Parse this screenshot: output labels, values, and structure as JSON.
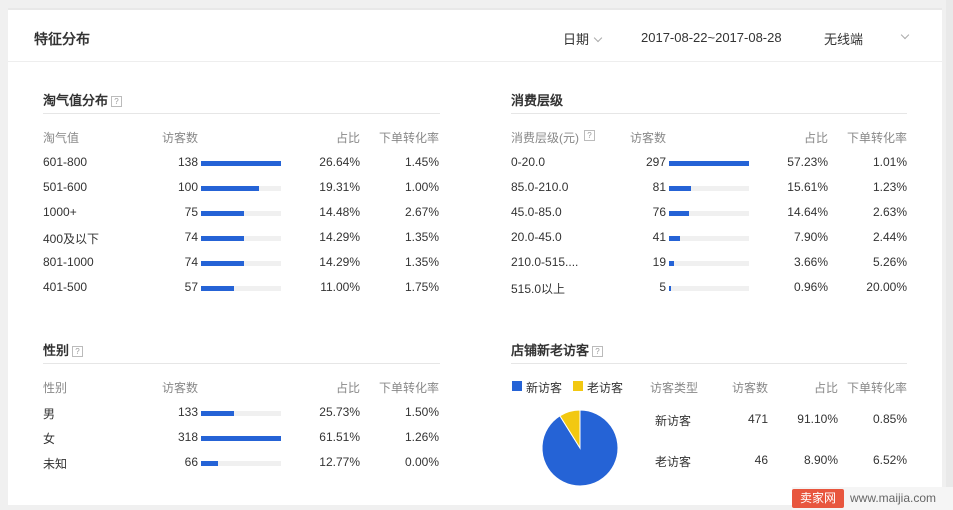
{
  "header": {
    "title": "特征分布",
    "date_label": "日期",
    "date_range": "2017-08-22~2017-08-28",
    "device": "无线端"
  },
  "taoqi": {
    "title": "淘气值分布",
    "help": "?",
    "columns": [
      "淘气值",
      "访客数",
      "占比",
      "下单转化率"
    ],
    "rows": [
      {
        "label": "601-800",
        "visitors": "138",
        "share": "26.64%",
        "conv": "1.45%",
        "bar": 1.0
      },
      {
        "label": "501-600",
        "visitors": "100",
        "share": "19.31%",
        "conv": "1.00%",
        "bar": 0.725
      },
      {
        "label": "1000+",
        "visitors": "75",
        "share": "14.48%",
        "conv": "2.67%",
        "bar": 0.543
      },
      {
        "label": "400及以下",
        "visitors": "74",
        "share": "14.29%",
        "conv": "1.35%",
        "bar": 0.536
      },
      {
        "label": "801-1000",
        "visitors": "74",
        "share": "14.29%",
        "conv": "1.35%",
        "bar": 0.536
      },
      {
        "label": "401-500",
        "visitors": "57",
        "share": "11.00%",
        "conv": "1.75%",
        "bar": 0.413
      }
    ]
  },
  "consume": {
    "title": "消费层级",
    "columns": [
      "消费层级(元)",
      "访客数",
      "占比",
      "下单转化率"
    ],
    "help": "?",
    "rows": [
      {
        "label": "0-20.0",
        "visitors": "297",
        "share": "57.23%",
        "conv": "1.01%",
        "bar": 1.0
      },
      {
        "label": "85.0-210.0",
        "visitors": "81",
        "share": "15.61%",
        "conv": "1.23%",
        "bar": 0.273
      },
      {
        "label": "45.0-85.0",
        "visitors": "76",
        "share": "14.64%",
        "conv": "2.63%",
        "bar": 0.256
      },
      {
        "label": "20.0-45.0",
        "visitors": "41",
        "share": "7.90%",
        "conv": "2.44%",
        "bar": 0.138
      },
      {
        "label": "210.0-515....",
        "visitors": "19",
        "share": "3.66%",
        "conv": "5.26%",
        "bar": 0.064
      },
      {
        "label": "515.0以上",
        "visitors": "5",
        "share": "0.96%",
        "conv": "20.00%",
        "bar": 0.017
      }
    ]
  },
  "gender": {
    "title": "性别",
    "help": "?",
    "columns": [
      "性别",
      "访客数",
      "占比",
      "下单转化率"
    ],
    "rows": [
      {
        "label": "男",
        "visitors": "133",
        "share": "25.73%",
        "conv": "1.50%",
        "bar": 0.418
      },
      {
        "label": "女",
        "visitors": "318",
        "share": "61.51%",
        "conv": "1.26%",
        "bar": 1.0
      },
      {
        "label": "未知",
        "visitors": "66",
        "share": "12.77%",
        "conv": "0.00%",
        "bar": 0.208
      }
    ]
  },
  "newold": {
    "title": "店铺新老访客",
    "help": "?",
    "legend": [
      {
        "label": "新访客",
        "color": "#2563d6"
      },
      {
        "label": "老访客",
        "color": "#f2c811"
      }
    ],
    "columns": [
      "访客类型",
      "访客数",
      "占比",
      "下单转化率"
    ],
    "rows": [
      {
        "label": "新访客",
        "visitors": "471",
        "share": "91.10%",
        "conv": "0.85%"
      },
      {
        "label": "老访客",
        "visitors": "46",
        "share": "8.90%",
        "conv": "6.52%"
      }
    ]
  },
  "chart_data": {
    "type": "pie",
    "categories": [
      "新访客",
      "老访客"
    ],
    "values": [
      91.1,
      8.9
    ],
    "colors": [
      "#2563d6",
      "#f2c811"
    ]
  },
  "watermark": {
    "badge": "卖家网",
    "url": "www.maijia.com"
  },
  "colors": {
    "bar": "#2563d6",
    "bar_track": "#f0f0f0"
  }
}
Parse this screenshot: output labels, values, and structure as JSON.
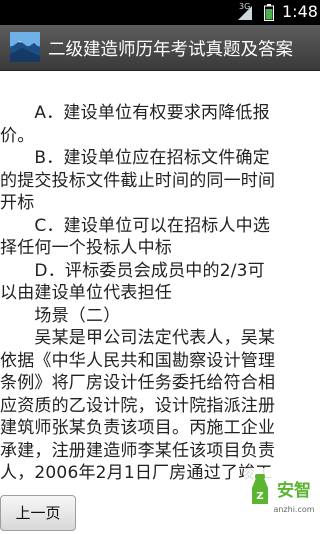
{
  "status_bar": {
    "network_label": "3G",
    "time": "1:48"
  },
  "title_bar": {
    "title": "二级建造师历年考试真题及答案"
  },
  "article": {
    "lines": [
      "　　A．建设单位有权要求丙降低报",
      "价。",
      "　　B．建设单位应在招标文件确定",
      "的提交投标文件截止时间的同一时间",
      "开标",
      "　　C．建设单位可以在招标人中选",
      "择任何一个投标人中标",
      "　　D．评标委员会成员中的2/3可",
      "以由建设单位代表担任",
      "　　场景（二）",
      "　　吴某是甲公司法定代表人，吴某",
      "依据《中华人民共和国勘察设计管理",
      "条例》将厂房设计任务委托给符合相",
      "应资质的乙设计院，设计院指派注册",
      "建筑师张某负责该项目。丙施工企业",
      "承建，注册建造师李某任该项目负责",
      "人，2006年2月1日厂房通过了竣工"
    ]
  },
  "bottom_bar": {
    "prev_label": "上一页"
  },
  "watermark": {
    "brand": "安智",
    "domain": "anzhi.com"
  },
  "colors": {
    "status_bg": "#000000",
    "title_bar": "#4a4a4a",
    "text": "#222222",
    "battery": "#4caf50",
    "watermark_green": "#5cb531"
  }
}
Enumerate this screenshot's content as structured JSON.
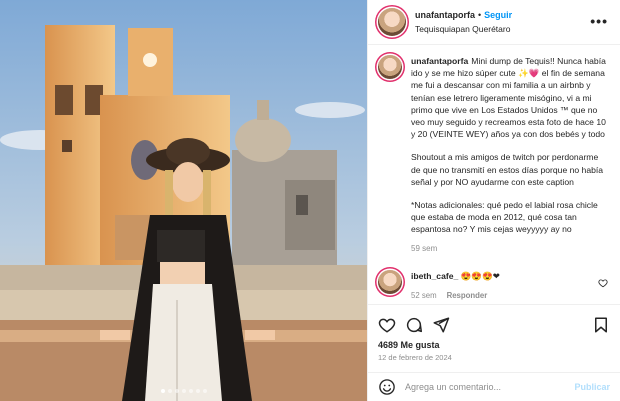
{
  "post": {
    "username": "unafantaporfa",
    "follow_label": "Seguir",
    "separator": "•",
    "location": "Tequisquiapan Querétaro",
    "more_label": "•••"
  },
  "caption": {
    "username": "unafantaporfa",
    "paragraph_1": "Mini dump de Tequis!! Nunca había ido y se me hizo súper cute ✨💗 el fin de semana me fui a descansar con mi familia a un airbnb y tenían ese letrero ligeramente misógino, vi a mi primo que vive en Los Estados Unidos ™ que no veo muy seguido y recreamos esta foto de hace 10 y 20 (VEINTE WEY) años ya con dos bebés y todo",
    "paragraph_2": "Shoutout a mis amigos de twitch por perdonarme de que no transmití en estos días porque no había señal y por NO ayudarme con este caption",
    "paragraph_3": "*Notas adicionales: qué pedo el labial rosa chicle que estaba de moda en 2012, qué cosa tan espantosa no? Y mis cejas weyyyyy ay no",
    "time": "59 sem"
  },
  "comment": {
    "username": "ibeth_cafe_",
    "text": "😍😍😍❤",
    "time": "52 sem",
    "reply_label": "Responder"
  },
  "actions": {
    "likes": "4689 Me gusta",
    "date": "12 de febrero de 2024"
  },
  "add_comment": {
    "placeholder": "Agrega un comentario...",
    "publish_label": "Publicar"
  },
  "carousel": {
    "count": 7,
    "active_index": 0
  },
  "colors": {
    "accent": "#0095f6",
    "text": "#262626",
    "muted": "#8e8e8e",
    "publish_disabled": "#b2dffc"
  }
}
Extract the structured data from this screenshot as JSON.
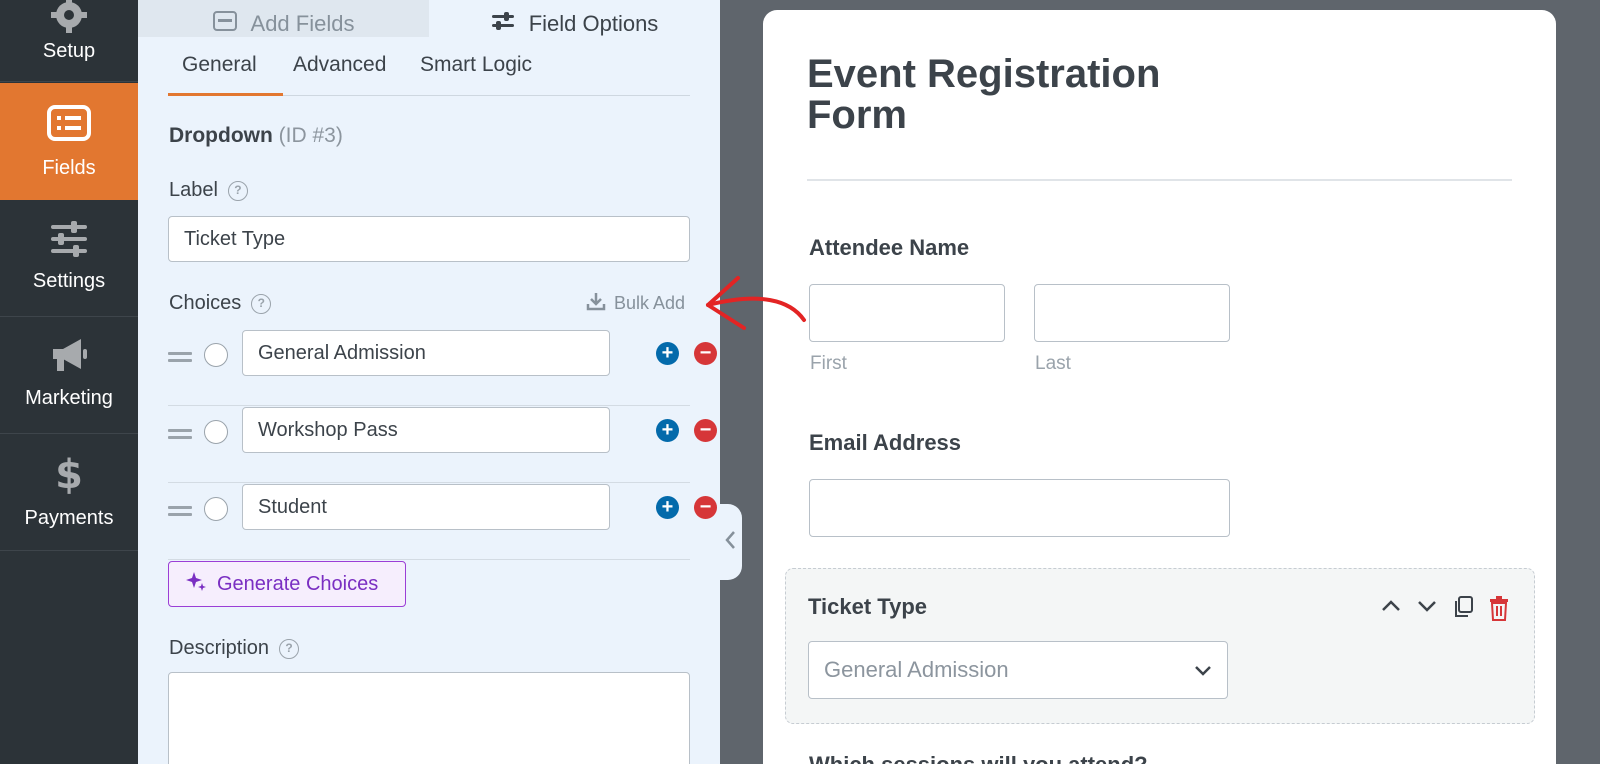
{
  "nav": {
    "items": [
      {
        "label": "Setup",
        "icon": "gear-icon"
      },
      {
        "label": "Fields",
        "icon": "list-icon",
        "active": true
      },
      {
        "label": "Settings",
        "icon": "sliders-icon"
      },
      {
        "label": "Marketing",
        "icon": "megaphone-icon"
      },
      {
        "label": "Payments",
        "icon": "dollar-icon"
      }
    ]
  },
  "panel": {
    "top_tabs": {
      "add_fields": "Add Fields",
      "field_options": "Field Options"
    },
    "sub_tabs": {
      "general": "General",
      "advanced": "Advanced",
      "smart_logic": "Smart Logic"
    },
    "field_type": "Dropdown",
    "field_id": "(ID #3)",
    "label_title": "Label",
    "label_value": "Ticket Type",
    "choices_title": "Choices",
    "bulk_add": "Bulk Add",
    "choices": [
      {
        "value": "General Admission"
      },
      {
        "value": "Workshop Pass"
      },
      {
        "value": "Student"
      }
    ],
    "generate_choices": "Generate Choices",
    "description_title": "Description"
  },
  "form": {
    "title": "Event Registration Form",
    "attendee_label": "Attendee Name",
    "first_label": "First",
    "last_label": "Last",
    "email_label": "Email Address",
    "ticket_label": "Ticket Type",
    "ticket_selected": "General Admission",
    "next_question": "Which sessions will you attend?"
  },
  "colors": {
    "accent": "#e27730",
    "nav_bg": "#2c3338",
    "add_btn": "#036aab",
    "remove_btn": "#d63638",
    "ai_purple": "#7a2fc2",
    "annotation_red": "#e32424"
  }
}
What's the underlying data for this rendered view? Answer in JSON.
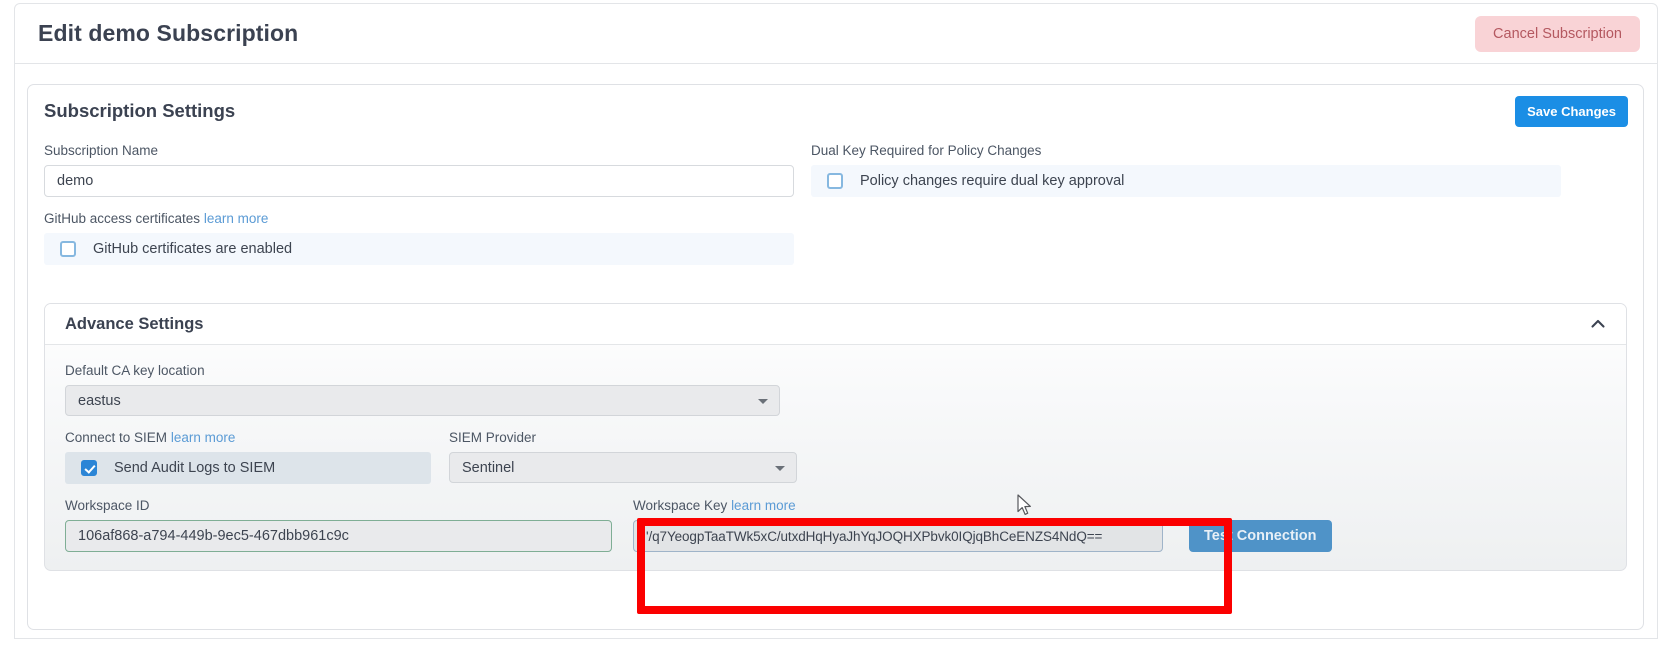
{
  "header": {
    "title": "Edit demo Subscription",
    "cancel_button": "Cancel Subscription"
  },
  "settings_card": {
    "title": "Subscription Settings",
    "save_button": "Save Changes"
  },
  "form": {
    "subscription_name": {
      "label": "Subscription Name",
      "value": "demo"
    },
    "github_certificates": {
      "label": "GitHub access certificates",
      "learn_more": "learn more",
      "checkbox_label": "GitHub certificates are enabled",
      "checked": false
    },
    "dual_key": {
      "label": "Dual Key Required for Policy Changes",
      "checkbox_label": "Policy changes require dual key approval",
      "checked": false
    }
  },
  "advance_settings": {
    "title": "Advance Settings",
    "collapse_icon": "chevron-up-icon",
    "expanded": true,
    "default_ca_key_location": {
      "label": "Default CA key location",
      "value": "eastus"
    },
    "connect_to_siem": {
      "label": "Connect to SIEM",
      "learn_more": "learn more",
      "checkbox_label": "Send Audit Logs to SIEM",
      "checked": true
    },
    "siem_provider": {
      "label": "SIEM Provider",
      "value": "Sentinel"
    },
    "workspace_id": {
      "label": "Workspace ID",
      "value": "106af868-a794-449b-9ec5-467dbb961c9c"
    },
    "workspace_key": {
      "label": "Workspace Key",
      "learn_more": "learn more",
      "value": "'/q7YeogpTaaTWk5xC/utxdHqHyaJhYqJOQHXPbvk0IQjqBhCeENZS4NdQ=="
    },
    "test_connection_button": "Test Connection"
  },
  "colors": {
    "accent_blue": "#1b8ee5",
    "cancel_pink_bg": "#f9d3d6",
    "cancel_pink_text": "#b45860",
    "link_blue": "#5b9bd5",
    "annotation_red": "#fb0000",
    "test_btn_blue": "#4f93c8",
    "checked_blue": "#2b85d6"
  }
}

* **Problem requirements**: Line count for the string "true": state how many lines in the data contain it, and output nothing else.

* **Output of the exercise**: 3